=== Begin Enclosure ===

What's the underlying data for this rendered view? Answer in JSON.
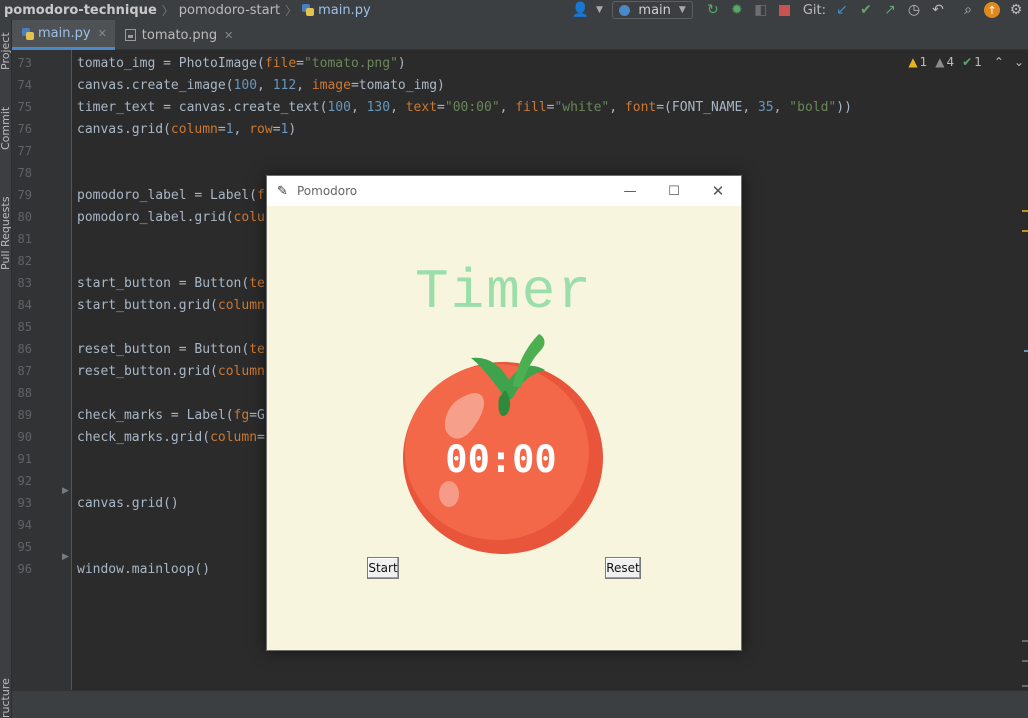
{
  "breadcrumb": {
    "project": "pomodoro-technique",
    "folder": "pomodoro-start",
    "file": "main.py"
  },
  "toolbar": {
    "branch": "main",
    "git_label": "Git:"
  },
  "tabs": [
    {
      "label": "main.py",
      "active": true
    },
    {
      "label": "tomato.png",
      "active": false
    }
  ],
  "tool_stripe": {
    "project": "Project",
    "commit": "Commit",
    "pull_requests": "Pull Requests",
    "structure": "ructure"
  },
  "inspections": {
    "warnings": "1",
    "weak_warnings": "4",
    "typos": "1"
  },
  "line_numbers": [
    "73",
    "74",
    "75",
    "76",
    "77",
    "78",
    "79",
    "80",
    "81",
    "82",
    "83",
    "84",
    "85",
    "86",
    "87",
    "88",
    "89",
    "90",
    "91",
    "92",
    "93",
    "94",
    "95",
    "96"
  ],
  "code_lines": [
    [
      [
        "tomato_img = PhotoImage(",
        "t-plain"
      ],
      [
        "file",
        "t-kw"
      ],
      [
        "=",
        "t-plain"
      ],
      [
        "\"tomato.png\"",
        "t-str"
      ],
      [
        ")",
        "t-plain"
      ]
    ],
    [
      [
        "canvas.create_image(",
        "t-plain"
      ],
      [
        "100",
        "t-num"
      ],
      [
        ", ",
        "t-plain"
      ],
      [
        "112",
        "t-num"
      ],
      [
        ", ",
        "t-plain"
      ],
      [
        "image",
        "t-kw"
      ],
      [
        "=tomato_img)",
        "t-plain"
      ]
    ],
    [
      [
        "timer_text = canvas.create_text(",
        "t-plain"
      ],
      [
        "100",
        "t-num"
      ],
      [
        ", ",
        "t-plain"
      ],
      [
        "130",
        "t-num"
      ],
      [
        ", ",
        "t-plain"
      ],
      [
        "text",
        "t-kw"
      ],
      [
        "=",
        "t-plain"
      ],
      [
        "\"00:00\"",
        "t-str"
      ],
      [
        ", ",
        "t-plain"
      ],
      [
        "fill",
        "t-kw"
      ],
      [
        "=",
        "t-plain"
      ],
      [
        "\"white\"",
        "t-str"
      ],
      [
        ", ",
        "t-plain"
      ],
      [
        "font",
        "t-kw"
      ],
      [
        "=(FONT_NAME, ",
        "t-plain"
      ],
      [
        "35",
        "t-num"
      ],
      [
        ", ",
        "t-plain"
      ],
      [
        "\"bold\"",
        "t-str"
      ],
      [
        "))",
        "t-plain"
      ]
    ],
    [
      [
        "canvas.grid(",
        "t-plain"
      ],
      [
        "column",
        "t-kw"
      ],
      [
        "=",
        "t-plain"
      ],
      [
        "1",
        "t-num"
      ],
      [
        ", ",
        "t-plain"
      ],
      [
        "row",
        "t-kw"
      ],
      [
        "=",
        "t-plain"
      ],
      [
        "1",
        "t-num"
      ],
      [
        ")",
        "t-plain"
      ]
    ],
    [],
    [],
    [
      [
        "pomodoro_label = Label(",
        "t-plain"
      ],
      [
        "f",
        "t-kw"
      ]
    ],
    [
      [
        "pomodoro_label.grid(",
        "t-plain"
      ],
      [
        "colu",
        "t-kw"
      ]
    ],
    [],
    [],
    [
      [
        "start_button = Button(",
        "t-plain"
      ],
      [
        "te",
        "t-kw"
      ]
    ],
    [
      [
        "start_button.grid(",
        "t-plain"
      ],
      [
        "column",
        "t-kw"
      ]
    ],
    [],
    [
      [
        "reset_button = Button(",
        "t-plain"
      ],
      [
        "te",
        "t-kw"
      ]
    ],
    [
      [
        "reset_button.grid(",
        "t-plain"
      ],
      [
        "column",
        "t-kw"
      ]
    ],
    [],
    [
      [
        "check_marks = Label(",
        "t-plain"
      ],
      [
        "fg",
        "t-kw"
      ],
      [
        "=G",
        "t-plain"
      ]
    ],
    [
      [
        "check_marks.grid(",
        "t-plain"
      ],
      [
        "column",
        "t-kw"
      ],
      [
        "=",
        "t-plain"
      ]
    ],
    [],
    [],
    [
      [
        "canvas.grid()",
        "t-plain"
      ]
    ],
    [],
    [],
    [
      [
        "window.mainloop()",
        "t-plain"
      ]
    ]
  ],
  "app_window": {
    "title": "Pomodoro",
    "heading": "Timer",
    "timer_text": "00:00",
    "start_label": "Start",
    "reset_label": "Reset",
    "check_marks": "",
    "colors": {
      "background": "#f7f5dd",
      "heading": "#9bdeac",
      "tomato": "#f26849",
      "leaf": "#3fa34d"
    }
  }
}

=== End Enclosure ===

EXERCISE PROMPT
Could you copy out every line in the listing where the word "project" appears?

TASK OUTPUT
    "project": "pomodoro-technique",
    "project": "Project",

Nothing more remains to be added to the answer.